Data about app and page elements
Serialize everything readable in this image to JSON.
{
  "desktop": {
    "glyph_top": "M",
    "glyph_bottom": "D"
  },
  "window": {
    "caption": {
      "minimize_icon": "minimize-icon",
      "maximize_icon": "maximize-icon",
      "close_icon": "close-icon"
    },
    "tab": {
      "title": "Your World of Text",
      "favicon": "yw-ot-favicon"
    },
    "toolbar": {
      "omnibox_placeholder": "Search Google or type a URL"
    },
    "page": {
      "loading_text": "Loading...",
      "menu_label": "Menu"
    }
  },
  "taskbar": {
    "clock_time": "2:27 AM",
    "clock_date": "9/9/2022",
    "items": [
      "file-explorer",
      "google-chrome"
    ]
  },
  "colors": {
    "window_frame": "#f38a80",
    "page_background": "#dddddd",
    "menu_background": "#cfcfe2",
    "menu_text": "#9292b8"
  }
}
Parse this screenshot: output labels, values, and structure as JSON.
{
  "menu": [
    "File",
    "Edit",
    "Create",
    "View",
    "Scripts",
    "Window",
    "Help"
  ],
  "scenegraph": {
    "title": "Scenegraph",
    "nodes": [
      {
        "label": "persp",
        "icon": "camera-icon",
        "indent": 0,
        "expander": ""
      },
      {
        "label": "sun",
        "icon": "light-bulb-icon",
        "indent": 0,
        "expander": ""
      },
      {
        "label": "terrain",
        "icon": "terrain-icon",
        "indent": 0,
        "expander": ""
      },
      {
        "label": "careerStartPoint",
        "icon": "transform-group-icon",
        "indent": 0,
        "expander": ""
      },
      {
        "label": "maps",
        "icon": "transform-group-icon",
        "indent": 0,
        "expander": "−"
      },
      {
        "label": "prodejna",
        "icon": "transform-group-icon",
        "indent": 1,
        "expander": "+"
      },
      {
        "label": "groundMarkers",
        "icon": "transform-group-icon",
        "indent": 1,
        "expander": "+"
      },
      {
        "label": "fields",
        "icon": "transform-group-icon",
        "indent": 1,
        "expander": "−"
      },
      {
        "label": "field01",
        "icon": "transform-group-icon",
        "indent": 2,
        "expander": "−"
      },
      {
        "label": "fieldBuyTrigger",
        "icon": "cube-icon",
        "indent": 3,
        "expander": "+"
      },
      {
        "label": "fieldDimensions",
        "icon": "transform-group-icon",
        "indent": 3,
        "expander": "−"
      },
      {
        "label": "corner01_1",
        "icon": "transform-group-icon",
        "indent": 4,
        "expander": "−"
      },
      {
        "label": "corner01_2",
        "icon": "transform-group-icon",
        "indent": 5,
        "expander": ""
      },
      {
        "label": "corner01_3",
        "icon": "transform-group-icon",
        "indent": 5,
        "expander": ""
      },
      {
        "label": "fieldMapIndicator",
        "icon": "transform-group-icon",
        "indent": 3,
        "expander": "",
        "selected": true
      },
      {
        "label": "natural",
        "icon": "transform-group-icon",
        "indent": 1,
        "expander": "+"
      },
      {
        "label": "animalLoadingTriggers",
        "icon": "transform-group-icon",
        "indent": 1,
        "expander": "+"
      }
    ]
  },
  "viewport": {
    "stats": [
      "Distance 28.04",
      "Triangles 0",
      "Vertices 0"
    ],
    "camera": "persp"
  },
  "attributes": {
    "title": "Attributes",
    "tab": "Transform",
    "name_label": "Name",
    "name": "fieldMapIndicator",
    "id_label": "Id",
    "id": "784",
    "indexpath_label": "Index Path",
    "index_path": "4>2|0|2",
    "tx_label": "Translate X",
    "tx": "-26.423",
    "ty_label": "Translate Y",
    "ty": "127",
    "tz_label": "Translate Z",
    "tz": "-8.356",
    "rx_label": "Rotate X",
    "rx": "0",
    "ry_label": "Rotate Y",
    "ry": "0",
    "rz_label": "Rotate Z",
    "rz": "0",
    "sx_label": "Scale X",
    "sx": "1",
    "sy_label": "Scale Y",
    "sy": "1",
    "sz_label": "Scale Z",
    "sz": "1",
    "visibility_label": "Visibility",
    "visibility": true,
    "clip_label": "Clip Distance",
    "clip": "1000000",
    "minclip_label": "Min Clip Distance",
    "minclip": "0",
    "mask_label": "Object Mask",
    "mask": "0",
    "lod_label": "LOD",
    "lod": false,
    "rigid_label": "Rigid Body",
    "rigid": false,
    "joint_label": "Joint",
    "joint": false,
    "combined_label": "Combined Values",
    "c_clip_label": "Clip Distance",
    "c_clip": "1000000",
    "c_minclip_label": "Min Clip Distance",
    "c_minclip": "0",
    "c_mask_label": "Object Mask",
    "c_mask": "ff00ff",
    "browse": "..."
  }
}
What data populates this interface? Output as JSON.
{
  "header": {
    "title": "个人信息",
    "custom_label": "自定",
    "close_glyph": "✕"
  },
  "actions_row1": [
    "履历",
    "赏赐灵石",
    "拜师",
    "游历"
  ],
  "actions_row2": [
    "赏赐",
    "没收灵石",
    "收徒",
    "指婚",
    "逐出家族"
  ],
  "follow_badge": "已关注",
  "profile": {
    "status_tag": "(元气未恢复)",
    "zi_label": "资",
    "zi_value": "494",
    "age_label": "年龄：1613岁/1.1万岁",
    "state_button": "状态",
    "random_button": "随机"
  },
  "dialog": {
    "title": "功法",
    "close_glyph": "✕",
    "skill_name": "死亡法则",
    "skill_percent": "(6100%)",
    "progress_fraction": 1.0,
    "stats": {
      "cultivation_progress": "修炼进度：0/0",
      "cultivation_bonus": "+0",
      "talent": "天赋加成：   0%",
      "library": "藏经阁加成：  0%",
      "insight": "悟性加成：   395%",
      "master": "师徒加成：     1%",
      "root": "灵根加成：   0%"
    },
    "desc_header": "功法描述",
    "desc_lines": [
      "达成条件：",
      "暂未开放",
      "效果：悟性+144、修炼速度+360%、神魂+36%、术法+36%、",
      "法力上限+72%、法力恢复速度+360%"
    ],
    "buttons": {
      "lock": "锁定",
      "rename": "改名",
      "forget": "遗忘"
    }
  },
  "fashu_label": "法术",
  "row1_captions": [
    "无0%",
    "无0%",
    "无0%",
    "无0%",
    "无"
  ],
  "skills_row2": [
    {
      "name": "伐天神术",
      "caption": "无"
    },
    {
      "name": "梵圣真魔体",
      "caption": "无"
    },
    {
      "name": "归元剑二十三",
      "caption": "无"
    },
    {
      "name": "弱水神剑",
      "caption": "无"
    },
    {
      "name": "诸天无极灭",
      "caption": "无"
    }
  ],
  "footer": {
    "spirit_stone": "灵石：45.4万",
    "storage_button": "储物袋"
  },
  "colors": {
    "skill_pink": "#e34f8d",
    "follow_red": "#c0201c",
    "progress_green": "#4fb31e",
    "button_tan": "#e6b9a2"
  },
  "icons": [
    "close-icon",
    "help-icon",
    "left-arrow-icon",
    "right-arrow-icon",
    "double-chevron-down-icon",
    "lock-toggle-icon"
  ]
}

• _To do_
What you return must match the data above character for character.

• _Task response_
Serialize everything readable in this image to JSON.
{
  "desktop": {
    "glyph_top": "M",
    "glyph_bottom": "D"
  },
  "window": {
    "caption": {
      "minimize_icon": "minimize-icon",
      "maximize_icon": "maximize-icon",
      "close_icon": "close-icon"
    },
    "tab": {
      "title": "Your World of Text",
      "favicon": "yw-ot-favicon"
    },
    "toolbar": {
      "omnibox_placeholder": "Search Google or type a URL"
    },
    "page": {
      "loading_text": "Loading...",
      "menu_label": "Menu"
    }
  },
  "taskbar": {
    "clock_time": "2:27 AM",
    "clock_date": "9/9/2022",
    "items": [
      "file-explorer",
      "google-chrome"
    ]
  },
  "colors": {
    "window_frame": "#f38a80",
    "page_background": "#dddddd",
    "menu_background": "#cfcfe2",
    "menu_text": "#9292b8"
  }
}
Parse this screenshot: output labels, values, and structure as JSON.
{
  "menu": [
    "File",
    "Edit",
    "Create",
    "View",
    "Scripts",
    "Window",
    "Help"
  ],
  "scenegraph": {
    "title": "Scenegraph",
    "nodes": [
      {
        "label": "persp",
        "icon": "camera-icon",
        "indent": 0,
        "expander": ""
      },
      {
        "label": "sun",
        "icon": "light-bulb-icon",
        "indent": 0,
        "expander": ""
      },
      {
        "label": "terrain",
        "icon": "terrain-icon",
        "indent": 0,
        "expander": ""
      },
      {
        "label": "careerStartPoint",
        "icon": "transform-group-icon",
        "indent": 0,
        "expander": ""
      },
      {
        "label": "maps",
        "icon": "transform-group-icon",
        "indent": 0,
        "expander": "−"
      },
      {
        "label": "prodejna",
        "icon": "transform-group-icon",
        "indent": 1,
        "expander": "+"
      },
      {
        "label": "groundMarkers",
        "icon": "transform-group-icon",
        "indent": 1,
        "expander": "+"
      },
      {
        "label": "fields",
        "icon": "transform-group-icon",
        "indent": 1,
        "expander": "−"
      },
      {
        "label": "field01",
        "icon": "transform-group-icon",
        "indent": 2,
        "expander": "−"
      },
      {
        "label": "fieldBuyTrigger",
        "icon": "cube-icon",
        "indent": 3,
        "expander": "+"
      },
      {
        "label": "fieldDimensions",
        "icon": "transform-group-icon",
        "indent": 3,
        "expander": "−"
      },
      {
        "label": "corner01_1",
        "icon": "transform-group-icon",
        "indent": 4,
        "expander": "−"
      },
      {
        "label": "corner01_2",
        "icon": "transform-group-icon",
        "indent": 5,
        "expander": ""
      },
      {
        "label": "corner01_3",
        "icon": "transform-group-icon",
        "indent": 5,
        "expander": ""
      },
      {
        "label": "fieldMapIndicator",
        "icon": "transform-group-icon",
        "indent": 3,
        "expander": "",
        "selected": true
      },
      {
        "label": "natural",
        "icon": "transform-group-icon",
        "indent": 1,
        "expander": "+"
      },
      {
        "label": "animalLoadingTriggers",
        "icon": "transform-group-icon",
        "indent": 1,
        "expander": "+"
      }
    ]
  },
  "viewport": {
    "stats": [
      "Distance 28.04",
      "Triangles 0",
      "Vertices 0"
    ],
    "camera": "persp"
  },
  "attributes": {
    "title": "Attributes",
    "tab": "Transform",
    "name_label": "Name",
    "name": "fieldMapIndicator",
    "id_label": "Id",
    "id": "784",
    "indexpath_label": "Index Path",
    "index_path": "4>2|0|2",
    "tx_label": "Translate X",
    "tx": "-26.423",
    "ty_label": "Translate Y",
    "ty": "127",
    "tz_label": "Translate Z",
    "tz": "-8.356",
    "rx_label": "Rotate X",
    "rx": "0",
    "ry_label": "Rotate Y",
    "ry": "0",
    "rz_label": "Rotate Z",
    "rz": "0",
    "sx_label": "Scale X",
    "sx": "1",
    "sy_label": "Scale Y",
    "sy": "1",
    "sz_label": "Scale Z",
    "sz": "1",
    "visibility_label": "Visibility",
    "visibility": true,
    "clip_label": "Clip Distance",
    "clip": "1000000",
    "minclip_label": "Min Clip Distance",
    "minclip": "0",
    "mask_label": "Object Mask",
    "mask": "0",
    "lod_label": "LOD",
    "lod": false,
    "rigid_label": "Rigid Body",
    "rigid": false,
    "joint_label": "Joint",
    "joint": false,
    "combined_label": "Combined Values",
    "c_clip_label": "Clip Distance",
    "c_clip": "1000000",
    "c_minclip_label": "Min Clip Distance",
    "c_minclip": "0",
    "c_mask_label": "Object Mask",
    "c_mask": "ff00ff",
    "browse": "..."
  }
}
What data populates this interface? Output as JSON.
{
  "header": {
    "title": "个人信息",
    "custom_label": "自定",
    "close_glyph": "✕"
  },
  "actions_row1": [
    "履历",
    "赏赐灵石",
    "拜师",
    "游历"
  ],
  "actions_row2": [
    "赏赐",
    "没收灵石",
    "收徒",
    "指婚",
    "逐出家族"
  ],
  "follow_badge": "已关注",
  "profile": {
    "status_tag": "(元气未恢复)",
    "zi_label": "资",
    "zi_value": "494",
    "age_label": "年龄：1613岁/1.1万岁",
    "state_button": "状态",
    "random_button": "随机"
  },
  "dialog": {
    "title": "功法",
    "close_glyph": "✕",
    "skill_name": "死亡法则",
    "skill_percent": "(6100%)",
    "progress_fraction": 1.0,
    "stats": {
      "cultivation_progress": "修炼进度：0/0",
      "cultivation_bonus": "+0",
      "talent": "天赋加成：   0%",
      "library": "藏经阁加成：  0%",
      "insight": "悟性加成：   395%",
      "master": "师徒加成：     1%",
      "root": "灵根加成：   0%"
    },
    "desc_header": "功法描述",
    "desc_lines": [
      "达成条件：",
      "暂未开放",
      "效果：悟性+144、修炼速度+360%、神魂+36%、术法+36%、",
      "法力上限+72%、法力恢复速度+360%"
    ],
    "buttons": {
      "lock": "锁定",
      "rename": "改名",
      "forget": "遗忘"
    }
  },
  "fashu_label": "法术",
  "row1_captions": [
    "无0%",
    "无0%",
    "无0%",
    "无0%",
    "无"
  ],
  "skills_row2": [
    {
      "name": "伐天神术",
      "caption": "无"
    },
    {
      "name": "梵圣真魔体",
      "caption": "无"
    },
    {
      "name": "归元剑二十三",
      "caption": "无"
    },
    {
      "name": "弱水神剑",
      "caption": "无"
    },
    {
      "name": "诸天无极灭",
      "caption": "无"
    }
  ],
  "footer": {
    "spirit_stone": "灵石：45.4万",
    "storage_button": "储物袋"
  },
  "colors": {
    "skill_pink": "#e34f8d",
    "follow_red": "#c0201c",
    "progress_green": "#4fb31e",
    "button_tan": "#e6b9a2"
  },
  "icons": [
    "close-icon",
    "help-icon",
    "left-arrow-icon",
    "right-arrow-icon",
    "double-chevron-down-icon",
    "lock-toggle-icon"
  ]
}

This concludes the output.